__ENTRIES SUPPLIED__

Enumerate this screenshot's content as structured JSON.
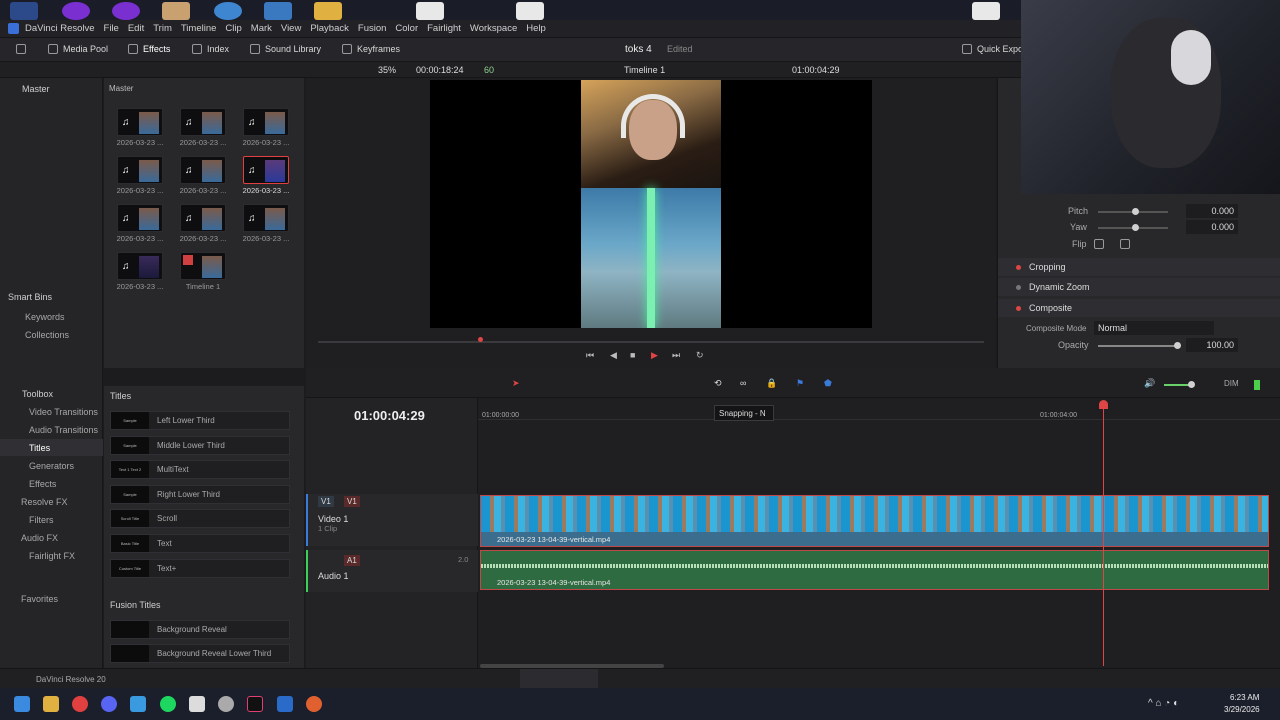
{
  "app": {
    "name": "DaVinci Resolve"
  },
  "menu": [
    "File",
    "Edit",
    "Trim",
    "Timeline",
    "Clip",
    "Mark",
    "View",
    "Playback",
    "Fusion",
    "Color",
    "Fairlight",
    "Workspace",
    "Help"
  ],
  "toolbar": {
    "media_pool": "Media Pool",
    "effects": "Effects",
    "index": "Index",
    "sound_library": "Sound Library",
    "keyframes": "Keyframes",
    "project": "toks 4",
    "project_status": "Edited",
    "quick_export": "Quick Export"
  },
  "viewer_bar": {
    "zoom": "35%",
    "source_tc": "00:00:18:24",
    "fps": "60",
    "timeline_name": "Timeline 1",
    "record_tc": "01:00:04:29"
  },
  "media_pool": {
    "bin": "Master",
    "bin_header": "Master",
    "clips": [
      "2026-03-23 ...",
      "2026-03-23 ...",
      "2026-03-23 ...",
      "2026-03-23 ...",
      "2026-03-23 ...",
      "2026-03-23 ...",
      "2026-03-23 ...",
      "2026-03-23 ...",
      "2026-03-23 ...",
      "2026-03-23 ...",
      "Timeline 1"
    ],
    "smart_bins": "Smart Bins",
    "keywords": "Keywords",
    "collections": "Collections"
  },
  "inspector": {
    "pitch_label": "Pitch",
    "pitch": "0.000",
    "yaw_label": "Yaw",
    "yaw": "0.000",
    "flip": "Flip",
    "cropping": "Cropping",
    "dynamic_zoom": "Dynamic Zoom",
    "composite": "Composite",
    "composite_mode_label": "Composite Mode",
    "composite_mode": "Normal",
    "opacity_label": "Opacity",
    "opacity": "100.00"
  },
  "effects": {
    "toolbox": "Toolbox",
    "categories": [
      "Video Transitions",
      "Audio Transitions",
      "Titles",
      "Generators",
      "Effects",
      "Resolve FX",
      "Filters",
      "Audio FX",
      "Fairlight FX",
      "Favorites"
    ],
    "titles_header": "Titles",
    "titles": [
      "Left Lower Third",
      "Middle Lower Third",
      "MultiText",
      "Right Lower Third",
      "Scroll",
      "Text",
      "Text+"
    ],
    "title_thumbs": [
      "Sample",
      "Sample",
      "Text 1 Text 2",
      "Sample",
      "Scroll Title",
      "Basic Title",
      "Custom Title"
    ],
    "fusion_header": "Fusion Titles",
    "fusion_titles": [
      "Background Reveal",
      "Background Reveal Lower Third"
    ]
  },
  "timeline": {
    "timecode": "01:00:04:29",
    "ruler_start": "01:00:00:00",
    "ruler_mark": "01:00:04:00",
    "v1": "V1",
    "video_track": "Video 1",
    "clip_count": "1 Clip",
    "a1": "A1",
    "audio_track": "Audio 1",
    "audio_level": "2.0",
    "video_clip": "2026-03-23 13-04-39-vertical.mp4",
    "audio_clip": "2026-03-23 13-04-39-vertical.mp4",
    "tooltip": "Snapping - N",
    "dim": "DIM"
  },
  "taskbar": {
    "time": "6:23 AM",
    "date": "3/29/2026",
    "running": "DaVinci Resolve 20"
  }
}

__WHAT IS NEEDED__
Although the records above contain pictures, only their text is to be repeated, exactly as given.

__OUTPUT BELOW__
Enumerate this screenshot's content as structured JSON.
{
  "app": {
    "name": "DaVinci Resolve"
  },
  "menu": [
    "File",
    "Edit",
    "Trim",
    "Timeline",
    "Clip",
    "Mark",
    "View",
    "Playback",
    "Fusion",
    "Color",
    "Fairlight",
    "Workspace",
    "Help"
  ],
  "toolbar": {
    "media_pool": "Media Pool",
    "effects": "Effects",
    "index": "Index",
    "sound_library": "Sound Library",
    "keyframes": "Keyframes",
    "project": "toks 4",
    "project_status": "Edited",
    "quick_export": "Quick Export"
  },
  "viewer_bar": {
    "zoom": "35%",
    "source_tc": "00:00:18:24",
    "fps": "60",
    "timeline_name": "Timeline 1",
    "record_tc": "01:00:04:29"
  },
  "media_pool": {
    "bin": "Master",
    "bin_header": "Master",
    "clips": [
      "2026-03-23 ...",
      "2026-03-23 ...",
      "2026-03-23 ...",
      "2026-03-23 ...",
      "2026-03-23 ...",
      "2026-03-23 ...",
      "2026-03-23 ...",
      "2026-03-23 ...",
      "2026-03-23 ...",
      "2026-03-23 ...",
      "Timeline 1"
    ],
    "smart_bins": "Smart Bins",
    "keywords": "Keywords",
    "collections": "Collections"
  },
  "inspector": {
    "pitch_label": "Pitch",
    "pitch": "0.000",
    "yaw_label": "Yaw",
    "yaw": "0.000",
    "flip": "Flip",
    "cropping": "Cropping",
    "dynamic_zoom": "Dynamic Zoom",
    "composite": "Composite",
    "composite_mode_label": "Composite Mode",
    "composite_mode": "Normal",
    "opacity_label": "Opacity",
    "opacity": "100.00"
  },
  "effects": {
    "toolbox": "Toolbox",
    "categories": [
      "Video Transitions",
      "Audio Transitions",
      "Titles",
      "Generators",
      "Effects",
      "Resolve FX",
      "Filters",
      "Audio FX",
      "Fairlight FX",
      "Favorites"
    ],
    "titles_header": "Titles",
    "titles": [
      "Left Lower Third",
      "Middle Lower Third",
      "MultiText",
      "Right Lower Third",
      "Scroll",
      "Text",
      "Text+"
    ],
    "title_thumbs": [
      "Sample",
      "Sample",
      "Text 1 Text 2",
      "Sample",
      "Scroll Title",
      "Basic Title",
      "Custom Title"
    ],
    "fusion_header": "Fusion Titles",
    "fusion_titles": [
      "Background Reveal",
      "Background Reveal Lower Third"
    ]
  },
  "timeline": {
    "timecode": "01:00:04:29",
    "ruler_start": "01:00:00:00",
    "ruler_mark": "01:00:04:00",
    "v1": "V1",
    "video_track": "Video 1",
    "clip_count": "1 Clip",
    "a1": "A1",
    "audio_track": "Audio 1",
    "audio_level": "2.0",
    "video_clip": "2026-03-23 13-04-39-vertical.mp4",
    "audio_clip": "2026-03-23 13-04-39-vertical.mp4",
    "tooltip": "Snapping - N",
    "dim": "DIM"
  },
  "taskbar": {
    "time": "6:23 AM",
    "date": "3/29/2026",
    "running": "DaVinci Resolve 20"
  }
}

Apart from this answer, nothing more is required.